An overview of the initial architecture is shown in the figure above. Legacy components are shown in gray, while new components and modifications to existing configurations are shown in white.

The two main ingredients of a implementation are the SIP proxy and the SIP-PRI gateway. These must be integrated with each other. More importantly, the SIP proxy must be integrated with your campus' Person directory and the SIP-PRI gateway must be integrated with your legacy phone switch. Finally, several new DNS records must be created.

Proxy requires a SIP proxy that is capable of mapping e-mail addresses to PBX extensions. This is accomplished through careful integration with the campus Person directory. The SIP proxy maps the e-mail address in each in-bound SIP call to a PBX extension and forwards the call to the gateway. Many other functions can be provided depending on the proxy chosen.

The cookbook chapter on "Proxy Configuration" surveys SIP proxies that have been used successfully in deployments and provides configuration guides for each.

Gateway also requires a gateway that connects the campus network to the campus PBX or Centrex system. The gateway translates the SIP addressing to PBX addressing and connects the audio from IP to the PBX.

The cookbook chapter on "Gateway Configuration" surveys SIP gateways that have been used successfully in deployments and provides configuration guides for each.

Additional trunks to the PBX or Centrex system may be needed to connect the gateway. For most installations, an ISDN PRI is recommended for an initial installation. This will allow for future features, such as caller ID and bidirectional calling. A PRI supports 23 (T1) or 30 (E1) simultaneous calls. Additional PRIs can be added for more capacity.

For PBX users, existing PRI capacity may be available on the PBX. If not, additional hardware may have to be purchased. For Centrex users, a PRI will have to be ordered from the school's service provider.

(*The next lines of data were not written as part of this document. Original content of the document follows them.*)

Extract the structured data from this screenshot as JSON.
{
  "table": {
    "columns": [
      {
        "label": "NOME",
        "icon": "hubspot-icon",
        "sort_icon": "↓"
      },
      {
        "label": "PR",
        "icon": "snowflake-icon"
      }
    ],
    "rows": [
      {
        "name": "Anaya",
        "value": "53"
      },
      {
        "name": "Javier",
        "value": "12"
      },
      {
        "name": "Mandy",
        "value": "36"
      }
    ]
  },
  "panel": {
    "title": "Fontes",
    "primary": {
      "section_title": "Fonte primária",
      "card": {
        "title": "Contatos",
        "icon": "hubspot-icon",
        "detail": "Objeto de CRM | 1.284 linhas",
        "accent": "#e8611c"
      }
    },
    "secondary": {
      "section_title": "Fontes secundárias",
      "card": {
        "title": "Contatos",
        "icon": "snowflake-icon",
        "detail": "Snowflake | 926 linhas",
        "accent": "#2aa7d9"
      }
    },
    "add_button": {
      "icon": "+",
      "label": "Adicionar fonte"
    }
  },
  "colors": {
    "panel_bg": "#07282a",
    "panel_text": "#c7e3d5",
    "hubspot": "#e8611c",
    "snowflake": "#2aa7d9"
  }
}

SRV records for SIP need to be added to the school's existing DNS system. SRV records provide service location and allow SIP clients to determine the IP address of a destination school's SIP proxy. NAPTR records may also be added for forward compatibility with clients that support them. Detailed instructions for adding these records may be found in the "DNS Configuration" chapter.

Directory data requires access to directory information to map e-mail addresses to PBX extensions. For schools implementing SER, the Simple LDAP Implementation Guide provides instructions for accessing the school's LDAP system. Other implementations are using manual systems to load this mapping into the proxy. The "Directory Considerations" chapter provides additional information on how to do the mapping.

Sample Call Flow

A simplified call-flow from Alice (who is using a SIP "soft phone") to Bob at BigU proceeds as follows:

  1. To initiate a call to Bob at BigU, Alice types "" into her SIP user agent (UA);
  2. Alice's UA performs a DNS SRV resolution on discovering the name of BigU's SIP proxy (; the UA may first issue a NAPTR request, though few do at this time;
  3. Alice's UA sends the SIP message INVITE to BigU's SIP proxy;
  4. The proxy consults the campus Person directory, learning Bob's extension;
  5. The proxy re-writes the INVITE to INVITE, which it sends to the gateway;
  6. The gateway rings Bob's desk phone (ext. 12345) through the PBX and gateways the VoIP media to/from the PBX during the call.